■ Required work:
Within the records below, find each line that holds the string "three", then copy it.

[Interface dataset entries]
▼▼▼
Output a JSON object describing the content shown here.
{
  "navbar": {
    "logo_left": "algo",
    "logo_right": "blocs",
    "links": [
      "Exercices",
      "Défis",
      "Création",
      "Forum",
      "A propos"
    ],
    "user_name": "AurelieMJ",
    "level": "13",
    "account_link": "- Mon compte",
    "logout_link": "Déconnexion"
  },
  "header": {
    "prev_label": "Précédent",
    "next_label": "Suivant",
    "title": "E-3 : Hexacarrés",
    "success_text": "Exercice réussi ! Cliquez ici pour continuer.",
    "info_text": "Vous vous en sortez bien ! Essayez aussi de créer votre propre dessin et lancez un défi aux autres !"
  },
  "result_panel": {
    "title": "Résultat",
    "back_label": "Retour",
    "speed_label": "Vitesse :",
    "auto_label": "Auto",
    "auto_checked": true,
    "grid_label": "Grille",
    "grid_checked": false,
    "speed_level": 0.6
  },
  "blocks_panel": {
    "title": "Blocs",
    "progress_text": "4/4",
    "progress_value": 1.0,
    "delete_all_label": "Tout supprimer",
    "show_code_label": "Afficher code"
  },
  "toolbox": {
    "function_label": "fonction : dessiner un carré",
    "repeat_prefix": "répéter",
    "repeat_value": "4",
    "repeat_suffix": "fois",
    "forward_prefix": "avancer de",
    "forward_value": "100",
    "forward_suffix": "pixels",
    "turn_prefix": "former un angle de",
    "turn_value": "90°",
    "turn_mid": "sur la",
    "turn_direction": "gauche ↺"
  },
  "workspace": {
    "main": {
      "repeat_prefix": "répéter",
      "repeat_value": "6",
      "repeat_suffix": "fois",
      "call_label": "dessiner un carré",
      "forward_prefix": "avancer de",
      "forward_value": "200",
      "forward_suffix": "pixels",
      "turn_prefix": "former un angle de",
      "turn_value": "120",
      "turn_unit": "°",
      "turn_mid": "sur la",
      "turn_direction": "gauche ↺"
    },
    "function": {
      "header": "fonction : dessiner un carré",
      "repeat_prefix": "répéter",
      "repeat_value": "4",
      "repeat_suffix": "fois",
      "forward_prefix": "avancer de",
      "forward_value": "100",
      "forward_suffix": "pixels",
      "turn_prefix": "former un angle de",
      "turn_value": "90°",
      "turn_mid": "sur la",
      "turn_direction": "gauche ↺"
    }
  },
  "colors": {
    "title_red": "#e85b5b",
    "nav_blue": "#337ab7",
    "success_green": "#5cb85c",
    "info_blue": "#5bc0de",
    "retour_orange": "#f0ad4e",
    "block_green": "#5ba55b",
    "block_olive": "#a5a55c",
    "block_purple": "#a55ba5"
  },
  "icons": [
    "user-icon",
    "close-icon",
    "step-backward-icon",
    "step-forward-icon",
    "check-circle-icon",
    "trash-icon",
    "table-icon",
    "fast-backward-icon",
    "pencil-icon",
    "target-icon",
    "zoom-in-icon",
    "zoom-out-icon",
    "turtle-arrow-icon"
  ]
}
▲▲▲
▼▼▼
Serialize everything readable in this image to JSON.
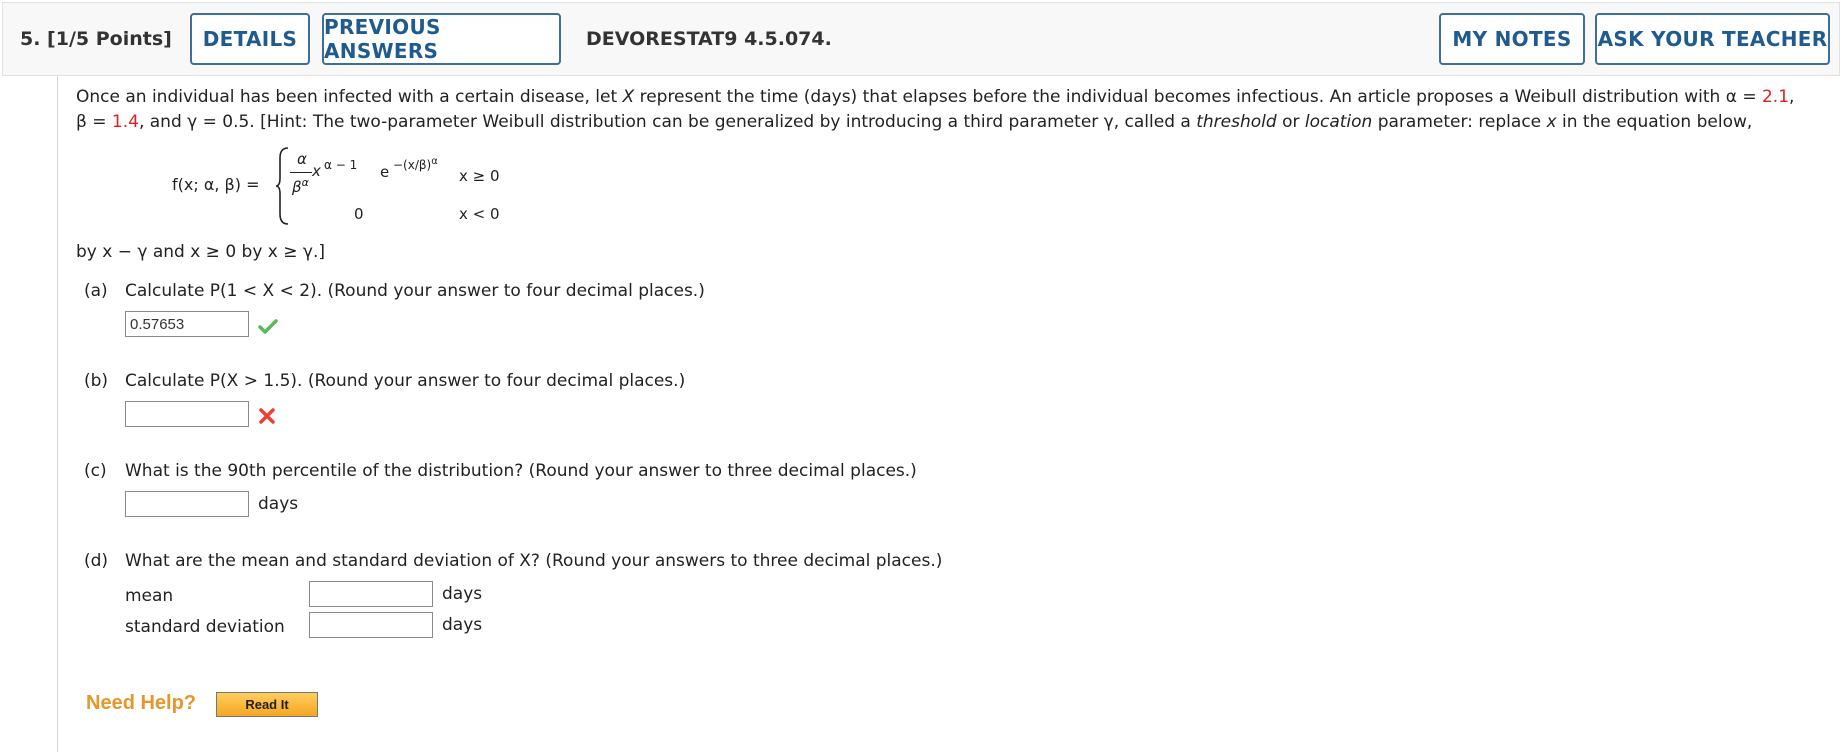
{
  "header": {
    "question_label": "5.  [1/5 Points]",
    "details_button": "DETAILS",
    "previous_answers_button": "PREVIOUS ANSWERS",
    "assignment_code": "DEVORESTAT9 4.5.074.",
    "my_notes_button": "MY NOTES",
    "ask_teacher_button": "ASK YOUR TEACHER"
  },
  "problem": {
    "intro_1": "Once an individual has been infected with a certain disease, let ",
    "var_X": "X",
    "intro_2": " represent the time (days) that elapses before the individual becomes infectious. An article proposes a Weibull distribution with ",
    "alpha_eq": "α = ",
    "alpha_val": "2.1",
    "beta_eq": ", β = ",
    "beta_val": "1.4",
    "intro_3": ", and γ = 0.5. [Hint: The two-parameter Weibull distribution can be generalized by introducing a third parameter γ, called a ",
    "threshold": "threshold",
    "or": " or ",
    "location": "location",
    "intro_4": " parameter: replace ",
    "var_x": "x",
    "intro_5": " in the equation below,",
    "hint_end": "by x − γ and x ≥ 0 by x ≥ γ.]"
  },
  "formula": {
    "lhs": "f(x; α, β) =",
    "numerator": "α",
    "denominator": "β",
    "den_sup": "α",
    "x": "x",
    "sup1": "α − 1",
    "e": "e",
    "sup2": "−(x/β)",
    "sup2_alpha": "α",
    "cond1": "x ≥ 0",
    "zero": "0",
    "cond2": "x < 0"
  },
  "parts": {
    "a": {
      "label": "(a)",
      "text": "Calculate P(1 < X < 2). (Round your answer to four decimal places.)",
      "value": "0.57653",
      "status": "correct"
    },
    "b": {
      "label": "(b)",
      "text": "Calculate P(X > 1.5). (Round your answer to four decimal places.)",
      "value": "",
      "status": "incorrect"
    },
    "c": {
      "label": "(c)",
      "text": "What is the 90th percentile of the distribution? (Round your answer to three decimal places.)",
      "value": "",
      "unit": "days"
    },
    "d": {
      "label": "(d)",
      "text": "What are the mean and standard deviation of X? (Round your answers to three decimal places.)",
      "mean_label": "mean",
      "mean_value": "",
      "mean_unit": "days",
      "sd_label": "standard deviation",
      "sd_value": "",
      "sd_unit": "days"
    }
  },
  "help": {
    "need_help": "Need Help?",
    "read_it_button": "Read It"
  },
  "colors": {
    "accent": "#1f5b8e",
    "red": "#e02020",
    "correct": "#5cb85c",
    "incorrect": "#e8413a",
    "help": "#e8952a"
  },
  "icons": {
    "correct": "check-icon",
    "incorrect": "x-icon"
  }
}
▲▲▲
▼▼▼
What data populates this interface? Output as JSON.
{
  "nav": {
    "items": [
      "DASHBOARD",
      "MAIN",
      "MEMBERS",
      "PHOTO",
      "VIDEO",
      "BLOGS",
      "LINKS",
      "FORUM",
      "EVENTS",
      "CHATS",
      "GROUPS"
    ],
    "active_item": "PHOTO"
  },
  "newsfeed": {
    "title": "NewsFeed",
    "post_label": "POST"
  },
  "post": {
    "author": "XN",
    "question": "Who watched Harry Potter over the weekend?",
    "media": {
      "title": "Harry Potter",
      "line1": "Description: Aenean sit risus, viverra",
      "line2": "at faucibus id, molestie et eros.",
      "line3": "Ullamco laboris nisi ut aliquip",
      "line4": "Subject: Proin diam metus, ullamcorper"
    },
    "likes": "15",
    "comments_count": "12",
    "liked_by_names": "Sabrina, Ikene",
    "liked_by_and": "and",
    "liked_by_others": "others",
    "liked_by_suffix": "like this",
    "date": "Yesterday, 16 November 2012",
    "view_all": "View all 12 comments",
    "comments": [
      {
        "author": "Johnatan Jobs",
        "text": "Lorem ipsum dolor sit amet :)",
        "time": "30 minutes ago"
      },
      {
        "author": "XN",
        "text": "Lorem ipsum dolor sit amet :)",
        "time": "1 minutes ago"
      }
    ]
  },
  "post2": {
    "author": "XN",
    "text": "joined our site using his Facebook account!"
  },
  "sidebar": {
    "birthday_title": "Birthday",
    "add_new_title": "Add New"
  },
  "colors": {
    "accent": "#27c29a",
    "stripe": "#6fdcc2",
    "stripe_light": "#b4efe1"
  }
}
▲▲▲
■ Response area:
      "text": "What is the 90th percentile of the distribution? (Round your answer to three decimal places.)",
      "text": "What are the mean and standard deviation of X? (Round your answers to three decimal places.)",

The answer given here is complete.